Please print the records below exactly as they are.

Website and app data records:
-*-

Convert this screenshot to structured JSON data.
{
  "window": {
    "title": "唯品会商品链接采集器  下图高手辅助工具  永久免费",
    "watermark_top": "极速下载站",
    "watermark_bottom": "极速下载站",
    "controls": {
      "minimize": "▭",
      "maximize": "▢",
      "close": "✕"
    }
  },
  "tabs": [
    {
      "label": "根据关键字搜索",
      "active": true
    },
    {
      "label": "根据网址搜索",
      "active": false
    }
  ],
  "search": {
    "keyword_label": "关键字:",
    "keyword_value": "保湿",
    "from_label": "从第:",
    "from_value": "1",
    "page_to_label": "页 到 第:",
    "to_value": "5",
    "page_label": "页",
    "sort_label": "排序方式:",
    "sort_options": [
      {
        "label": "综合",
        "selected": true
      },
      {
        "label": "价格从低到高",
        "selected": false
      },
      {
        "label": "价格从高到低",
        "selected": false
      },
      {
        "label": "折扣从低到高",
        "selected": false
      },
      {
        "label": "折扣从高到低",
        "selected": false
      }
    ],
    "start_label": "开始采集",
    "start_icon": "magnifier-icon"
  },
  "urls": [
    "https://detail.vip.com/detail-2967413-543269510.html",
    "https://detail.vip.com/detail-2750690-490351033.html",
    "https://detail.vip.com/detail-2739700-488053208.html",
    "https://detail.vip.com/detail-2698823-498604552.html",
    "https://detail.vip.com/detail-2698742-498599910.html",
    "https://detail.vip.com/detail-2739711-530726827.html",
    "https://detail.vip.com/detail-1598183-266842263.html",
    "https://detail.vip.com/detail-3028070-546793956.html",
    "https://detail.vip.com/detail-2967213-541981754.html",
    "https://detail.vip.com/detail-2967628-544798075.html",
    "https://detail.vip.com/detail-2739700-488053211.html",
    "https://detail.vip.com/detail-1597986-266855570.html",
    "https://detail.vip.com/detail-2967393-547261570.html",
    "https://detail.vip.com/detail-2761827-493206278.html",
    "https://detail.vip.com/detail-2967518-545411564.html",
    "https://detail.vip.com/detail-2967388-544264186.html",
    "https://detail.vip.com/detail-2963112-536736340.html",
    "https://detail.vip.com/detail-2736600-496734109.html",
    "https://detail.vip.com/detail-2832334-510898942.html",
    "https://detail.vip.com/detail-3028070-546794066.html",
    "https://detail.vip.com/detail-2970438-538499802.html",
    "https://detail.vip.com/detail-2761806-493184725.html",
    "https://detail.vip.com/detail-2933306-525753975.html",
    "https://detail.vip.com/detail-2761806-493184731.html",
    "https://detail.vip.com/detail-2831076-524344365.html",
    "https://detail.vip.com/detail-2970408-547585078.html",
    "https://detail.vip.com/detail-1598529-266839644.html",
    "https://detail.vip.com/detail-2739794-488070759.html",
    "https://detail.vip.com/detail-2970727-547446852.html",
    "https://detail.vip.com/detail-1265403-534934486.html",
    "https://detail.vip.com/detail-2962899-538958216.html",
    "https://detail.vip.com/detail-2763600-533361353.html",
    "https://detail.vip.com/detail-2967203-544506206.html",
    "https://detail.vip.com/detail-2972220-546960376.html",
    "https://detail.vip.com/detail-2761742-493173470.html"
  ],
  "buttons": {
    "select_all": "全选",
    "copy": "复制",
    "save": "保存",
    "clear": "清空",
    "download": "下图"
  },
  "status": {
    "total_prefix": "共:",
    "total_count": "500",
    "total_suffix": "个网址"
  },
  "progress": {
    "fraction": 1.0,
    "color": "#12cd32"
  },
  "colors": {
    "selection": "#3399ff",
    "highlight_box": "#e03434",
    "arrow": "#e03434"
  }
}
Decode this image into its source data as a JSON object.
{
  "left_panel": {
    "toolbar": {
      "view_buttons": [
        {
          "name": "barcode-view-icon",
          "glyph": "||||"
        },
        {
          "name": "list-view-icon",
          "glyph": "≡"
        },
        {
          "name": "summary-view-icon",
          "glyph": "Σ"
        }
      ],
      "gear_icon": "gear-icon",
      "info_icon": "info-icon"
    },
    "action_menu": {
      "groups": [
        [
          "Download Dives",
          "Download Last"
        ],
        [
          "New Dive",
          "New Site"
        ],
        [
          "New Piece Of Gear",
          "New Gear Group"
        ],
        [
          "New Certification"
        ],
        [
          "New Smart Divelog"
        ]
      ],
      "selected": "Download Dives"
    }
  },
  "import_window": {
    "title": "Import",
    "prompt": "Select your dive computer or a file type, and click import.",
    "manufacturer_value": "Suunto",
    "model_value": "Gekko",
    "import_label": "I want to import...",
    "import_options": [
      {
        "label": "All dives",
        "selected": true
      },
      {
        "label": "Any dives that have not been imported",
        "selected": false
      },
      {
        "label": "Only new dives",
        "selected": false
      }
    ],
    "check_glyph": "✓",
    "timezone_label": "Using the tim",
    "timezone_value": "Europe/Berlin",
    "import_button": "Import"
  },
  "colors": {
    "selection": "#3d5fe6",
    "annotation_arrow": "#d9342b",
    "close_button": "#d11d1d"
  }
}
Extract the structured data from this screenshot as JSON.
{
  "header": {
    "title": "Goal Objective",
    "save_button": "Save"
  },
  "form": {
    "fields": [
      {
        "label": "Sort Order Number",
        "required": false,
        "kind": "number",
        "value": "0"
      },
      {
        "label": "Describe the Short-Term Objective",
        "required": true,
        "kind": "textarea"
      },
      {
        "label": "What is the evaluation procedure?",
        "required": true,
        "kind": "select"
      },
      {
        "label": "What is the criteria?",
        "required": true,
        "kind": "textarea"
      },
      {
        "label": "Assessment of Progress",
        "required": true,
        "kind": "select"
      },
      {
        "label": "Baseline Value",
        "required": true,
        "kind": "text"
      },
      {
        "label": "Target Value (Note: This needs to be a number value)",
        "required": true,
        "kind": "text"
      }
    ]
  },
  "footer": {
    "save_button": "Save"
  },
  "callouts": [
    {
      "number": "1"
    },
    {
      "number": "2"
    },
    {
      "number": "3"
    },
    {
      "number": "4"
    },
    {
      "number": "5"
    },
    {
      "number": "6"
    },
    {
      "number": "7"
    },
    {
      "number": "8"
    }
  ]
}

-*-

Solution for this problem:
Convert this screenshot to structured JSON data.
{
  "window": {
    "title": "唯品会商品链接采集器  下图高手辅助工具  永久免费",
    "watermark_top": "极速下载站",
    "watermark_bottom": "极速下载站",
    "controls": {
      "minimize": "▭",
      "maximize": "▢",
      "close": "✕"
    }
  },
  "tabs": [
    {
      "label": "根据关键字搜索",
      "active": true
    },
    {
      "label": "根据网址搜索",
      "active": false
    }
  ],
  "search": {
    "keyword_label": "关键字:",
    "keyword_value": "保湿",
    "from_label": "从第:",
    "from_value": "1",
    "page_to_label": "页 到 第:",
    "to_value": "5",
    "page_label": "页",
    "sort_label": "排序方式:",
    "sort_options": [
      {
        "label": "综合",
        "selected": true
      },
      {
        "label": "价格从低到高",
        "selected": false
      },
      {
        "label": "价格从高到低",
        "selected": false
      },
      {
        "label": "折扣从低到高",
        "selected": false
      },
      {
        "label": "折扣从高到低",
        "selected": false
      }
    ],
    "start_label": "开始采集",
    "start_icon": "magnifier-icon"
  },
  "urls": [
    "https://detail.vip.com/detail-2967413-543269510.html",
    "https://detail.vip.com/detail-2750690-490351033.html",
    "https://detail.vip.com/detail-2739700-488053208.html",
    "https://detail.vip.com/detail-2698823-498604552.html",
    "https://detail.vip.com/detail-2698742-498599910.html",
    "https://detail.vip.com/detail-2739711-530726827.html",
    "https://detail.vip.com/detail-1598183-266842263.html",
    "https://detail.vip.com/detail-3028070-546793956.html",
    "https://detail.vip.com/detail-2967213-541981754.html",
    "https://detail.vip.com/detail-2967628-544798075.html",
    "https://detail.vip.com/detail-2739700-488053211.html",
    "https://detail.vip.com/detail-1597986-266855570.html",
    "https://detail.vip.com/detail-2967393-547261570.html",
    "https://detail.vip.com/detail-2761827-493206278.html",
    "https://detail.vip.com/detail-2967518-545411564.html",
    "https://detail.vip.com/detail-2967388-544264186.html",
    "https://detail.vip.com/detail-2963112-536736340.html",
    "https://detail.vip.com/detail-2736600-496734109.html",
    "https://detail.vip.com/detail-2832334-510898942.html",
    "https://detail.vip.com/detail-3028070-546794066.html",
    "https://detail.vip.com/detail-2970438-538499802.html",
    "https://detail.vip.com/detail-2761806-493184725.html",
    "https://detail.vip.com/detail-2933306-525753975.html",
    "https://detail.vip.com/detail-2761806-493184731.html",
    "https://detail.vip.com/detail-2831076-524344365.html",
    "https://detail.vip.com/detail-2970408-547585078.html",
    "https://detail.vip.com/detail-1598529-266839644.html",
    "https://detail.vip.com/detail-2739794-488070759.html",
    "https://detail.vip.com/detail-2970727-547446852.html",
    "https://detail.vip.com/detail-1265403-534934486.html",
    "https://detail.vip.com/detail-2962899-538958216.html",
    "https://detail.vip.com/detail-2763600-533361353.html",
    "https://detail.vip.com/detail-2967203-544506206.html",
    "https://detail.vip.com/detail-2972220-546960376.html",
    "https://detail.vip.com/detail-2761742-493173470.html"
  ],
  "buttons": {
    "select_all": "全选",
    "copy": "复制",
    "save": "保存",
    "clear": "清空",
    "download": "下图"
  },
  "status": {
    "total_prefix": "共:",
    "total_count": "500",
    "total_suffix": "个网址"
  },
  "progress": {
    "fraction": 1.0,
    "color": "#12cd32"
  },
  "colors": {
    "selection": "#3399ff",
    "highlight_box": "#e03434",
    "arrow": "#e03434"
  }
}
Decode this image into its source data as a JSON object.
{
  "left_panel": {
    "toolbar": {
      "view_buttons": [
        {
          "name": "barcode-view-icon",
          "glyph": "||||"
        },
        {
          "name": "list-view-icon",
          "glyph": "≡"
        },
        {
          "name": "summary-view-icon",
          "glyph": "Σ"
        }
      ],
      "gear_icon": "gear-icon",
      "info_icon": "info-icon"
    },
    "action_menu": {
      "groups": [
        [
          "Download Dives",
          "Download Last"
        ],
        [
          "New Dive",
          "New Site"
        ],
        [
          "New Piece Of Gear",
          "New Gear Group"
        ],
        [
          "New Certification"
        ],
        [
          "New Smart Divelog"
        ]
      ],
      "selected": "Download Dives"
    }
  },
  "import_window": {
    "title": "Import",
    "prompt": "Select your dive computer or a file type, and click import.",
    "manufacturer_value": "Suunto",
    "model_value": "Gekko",
    "import_label": "I want to import...",
    "import_options": [
      {
        "label": "All dives",
        "selected": true
      },
      {
        "label": "Any dives that have not been imported",
        "selected": false
      },
      {
        "label": "Only new dives",
        "selected": false
      }
    ],
    "check_glyph": "✓",
    "timezone_label": "Using the tim",
    "timezone_value": "Europe/Berlin",
    "import_button": "Import"
  },
  "colors": {
    "selection": "#3d5fe6",
    "annotation_arrow": "#d9342b",
    "close_button": "#d11d1d"
  }
}
Extract the structured data from this screenshot as JSON.
{
  "header": {
    "title": "Goal Objective",
    "save_button": "Save"
  },
  "form": {
    "fields": [
      {
        "label": "Sort Order Number",
        "required": false,
        "kind": "number",
        "value": "0"
      },
      {
        "label": "Describe the Short-Term Objective",
        "required": true,
        "kind": "textarea"
      },
      {
        "label": "What is the evaluation procedure?",
        "required": true,
        "kind": "select"
      },
      {
        "label": "What is the criteria?",
        "required": true,
        "kind": "textarea"
      },
      {
        "label": "Assessment of Progress",
        "required": true,
        "kind": "select"
      },
      {
        "label": "Baseline Value",
        "required": true,
        "kind": "text"
      },
      {
        "label": "Target Value (Note: This needs to be a number value)",
        "required": true,
        "kind": "text"
      }
    ]
  },
  "footer": {
    "save_button": "Save"
  },
  "callouts": [
    {
      "number": "1"
    },
    {
      "number": "2"
    },
    {
      "number": "3"
    },
    {
      "number": "4"
    },
    {
      "number": "5"
    },
    {
      "number": "6"
    },
    {
      "number": "7"
    },
    {
      "number": "8"
    }
  ]
}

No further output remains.